ABOUT THIS TASK
The required output is the complete data, repeated without alteration.

AVAILABLE RECORDS
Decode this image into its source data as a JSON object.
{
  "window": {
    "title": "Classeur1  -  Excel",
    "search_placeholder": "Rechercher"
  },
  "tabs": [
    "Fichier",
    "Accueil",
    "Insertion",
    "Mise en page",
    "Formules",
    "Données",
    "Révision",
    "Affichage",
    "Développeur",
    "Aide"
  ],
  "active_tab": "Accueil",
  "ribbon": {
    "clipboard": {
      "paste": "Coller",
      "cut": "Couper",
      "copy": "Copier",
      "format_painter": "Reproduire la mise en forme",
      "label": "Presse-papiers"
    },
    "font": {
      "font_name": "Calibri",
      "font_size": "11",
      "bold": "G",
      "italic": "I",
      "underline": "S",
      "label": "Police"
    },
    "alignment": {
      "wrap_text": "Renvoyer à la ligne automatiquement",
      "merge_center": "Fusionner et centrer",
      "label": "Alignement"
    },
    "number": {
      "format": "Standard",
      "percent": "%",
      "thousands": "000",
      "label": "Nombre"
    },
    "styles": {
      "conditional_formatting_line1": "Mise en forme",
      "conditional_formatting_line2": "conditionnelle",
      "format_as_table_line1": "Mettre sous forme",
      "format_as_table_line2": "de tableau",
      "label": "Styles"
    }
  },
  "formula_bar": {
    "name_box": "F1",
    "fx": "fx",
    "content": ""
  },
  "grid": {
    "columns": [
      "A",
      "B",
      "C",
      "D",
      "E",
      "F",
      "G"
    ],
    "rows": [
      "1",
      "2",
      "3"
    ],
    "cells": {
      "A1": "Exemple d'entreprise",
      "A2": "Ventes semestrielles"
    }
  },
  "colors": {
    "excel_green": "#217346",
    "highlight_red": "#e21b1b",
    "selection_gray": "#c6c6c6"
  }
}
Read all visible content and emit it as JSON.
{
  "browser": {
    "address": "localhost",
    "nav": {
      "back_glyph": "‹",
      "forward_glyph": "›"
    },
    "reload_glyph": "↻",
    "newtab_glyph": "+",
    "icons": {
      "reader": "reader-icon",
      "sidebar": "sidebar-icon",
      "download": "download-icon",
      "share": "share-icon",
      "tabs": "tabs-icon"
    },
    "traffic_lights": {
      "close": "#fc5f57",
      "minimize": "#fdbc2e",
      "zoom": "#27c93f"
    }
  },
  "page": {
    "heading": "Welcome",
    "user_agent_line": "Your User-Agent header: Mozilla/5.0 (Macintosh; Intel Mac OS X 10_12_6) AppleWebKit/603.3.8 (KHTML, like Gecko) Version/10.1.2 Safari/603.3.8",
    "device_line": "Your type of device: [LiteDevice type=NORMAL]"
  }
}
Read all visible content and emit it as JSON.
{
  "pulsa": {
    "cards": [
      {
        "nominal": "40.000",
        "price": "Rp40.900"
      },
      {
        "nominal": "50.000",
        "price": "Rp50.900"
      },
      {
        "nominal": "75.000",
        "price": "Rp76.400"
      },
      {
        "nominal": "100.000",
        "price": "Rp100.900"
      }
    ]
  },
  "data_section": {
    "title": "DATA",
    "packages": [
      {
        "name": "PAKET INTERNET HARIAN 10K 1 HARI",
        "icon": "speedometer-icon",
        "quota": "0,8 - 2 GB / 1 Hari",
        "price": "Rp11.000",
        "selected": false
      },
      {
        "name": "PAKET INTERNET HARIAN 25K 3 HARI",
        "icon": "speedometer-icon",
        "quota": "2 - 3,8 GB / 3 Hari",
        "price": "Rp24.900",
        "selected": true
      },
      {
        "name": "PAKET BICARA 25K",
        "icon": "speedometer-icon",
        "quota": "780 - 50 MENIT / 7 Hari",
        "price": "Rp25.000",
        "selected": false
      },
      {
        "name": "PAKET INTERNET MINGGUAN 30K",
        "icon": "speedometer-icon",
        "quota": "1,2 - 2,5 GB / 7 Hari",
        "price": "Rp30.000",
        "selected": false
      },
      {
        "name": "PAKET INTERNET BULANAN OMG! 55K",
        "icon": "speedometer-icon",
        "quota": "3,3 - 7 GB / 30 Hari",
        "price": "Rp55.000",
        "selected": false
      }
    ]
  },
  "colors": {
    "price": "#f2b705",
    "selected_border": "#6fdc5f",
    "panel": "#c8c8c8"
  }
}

ANSWER FOR THE TASK
Decode this image into its source data as a JSON object.
{
  "window": {
    "title": "Classeur1  -  Excel",
    "search_placeholder": "Rechercher"
  },
  "tabs": [
    "Fichier",
    "Accueil",
    "Insertion",
    "Mise en page",
    "Formules",
    "Données",
    "Révision",
    "Affichage",
    "Développeur",
    "Aide"
  ],
  "active_tab": "Accueil",
  "ribbon": {
    "clipboard": {
      "paste": "Coller",
      "cut": "Couper",
      "copy": "Copier",
      "format_painter": "Reproduire la mise en forme",
      "label": "Presse-papiers"
    },
    "font": {
      "font_name": "Calibri",
      "font_size": "11",
      "bold": "G",
      "italic": "I",
      "underline": "S",
      "label": "Police"
    },
    "alignment": {
      "wrap_text": "Renvoyer à la ligne automatiquement",
      "merge_center": "Fusionner et centrer",
      "label": "Alignement"
    },
    "number": {
      "format": "Standard",
      "percent": "%",
      "thousands": "000",
      "label": "Nombre"
    },
    "styles": {
      "conditional_formatting_line1": "Mise en forme",
      "conditional_formatting_line2": "conditionnelle",
      "format_as_table_line1": "Mettre sous forme",
      "format_as_table_line2": "de tableau",
      "label": "Styles"
    }
  },
  "formula_bar": {
    "name_box": "F1",
    "fx": "fx",
    "content": ""
  },
  "grid": {
    "columns": [
      "A",
      "B",
      "C",
      "D",
      "E",
      "F",
      "G"
    ],
    "rows": [
      "1",
      "2",
      "3"
    ],
    "cells": {
      "A1": "Exemple d'entreprise",
      "A2": "Ventes semestrielles"
    }
  },
  "colors": {
    "excel_green": "#217346",
    "highlight_red": "#e21b1b",
    "selection_gray": "#c6c6c6"
  }
}
Read all visible content and emit it as JSON.
{
  "browser": {
    "address": "localhost",
    "nav": {
      "back_glyph": "‹",
      "forward_glyph": "›"
    },
    "reload_glyph": "↻",
    "newtab_glyph": "+",
    "icons": {
      "reader": "reader-icon",
      "sidebar": "sidebar-icon",
      "download": "download-icon",
      "share": "share-icon",
      "tabs": "tabs-icon"
    },
    "traffic_lights": {
      "close": "#fc5f57",
      "minimize": "#fdbc2e",
      "zoom": "#27c93f"
    }
  },
  "page": {
    "heading": "Welcome",
    "user_agent_line": "Your User-Agent header: Mozilla/5.0 (Macintosh; Intel Mac OS X 10_12_6) AppleWebKit/603.3.8 (KHTML, like Gecko) Version/10.1.2 Safari/603.3.8",
    "device_line": "Your type of device: [LiteDevice type=NORMAL]"
  }
}
Read all visible content and emit it as JSON.
{
  "pulsa": {
    "cards": [
      {
        "nominal": "40.000",
        "price": "Rp40.900"
      },
      {
        "nominal": "50.000",
        "price": "Rp50.900"
      },
      {
        "nominal": "75.000",
        "price": "Rp76.400"
      },
      {
        "nominal": "100.000",
        "price": "Rp100.900"
      }
    ]
  },
  "data_section": {
    "title": "DATA",
    "packages": [
      {
        "name": "PAKET INTERNET HARIAN 10K 1 HARI",
        "icon": "speedometer-icon",
        "quota": "0,8 - 2 GB / 1 Hari",
        "price": "Rp11.000",
        "selected": false
      },
      {
        "name": "PAKET INTERNET HARIAN 25K 3 HARI",
        "icon": "speedometer-icon",
        "quota": "2 - 3,8 GB / 3 Hari",
        "price": "Rp24.900",
        "selected": true
      },
      {
        "name": "PAKET BICARA 25K",
        "icon": "speedometer-icon",
        "quota": "780 - 50 MENIT / 7 Hari",
        "price": "Rp25.000",
        "selected": false
      },
      {
        "name": "PAKET INTERNET MINGGUAN 30K",
        "icon": "speedometer-icon",
        "quota": "1,2 - 2,5 GB / 7 Hari",
        "price": "Rp30.000",
        "selected": false
      },
      {
        "name": "PAKET INTERNET BULANAN OMG! 55K",
        "icon": "speedometer-icon",
        "quota": "3,3 - 7 GB / 30 Hari",
        "price": "Rp55.000",
        "selected": false
      }
    ]
  },
  "colors": {
    "price": "#f2b705",
    "selected_border": "#6fdc5f",
    "panel": "#c8c8c8"
  }
}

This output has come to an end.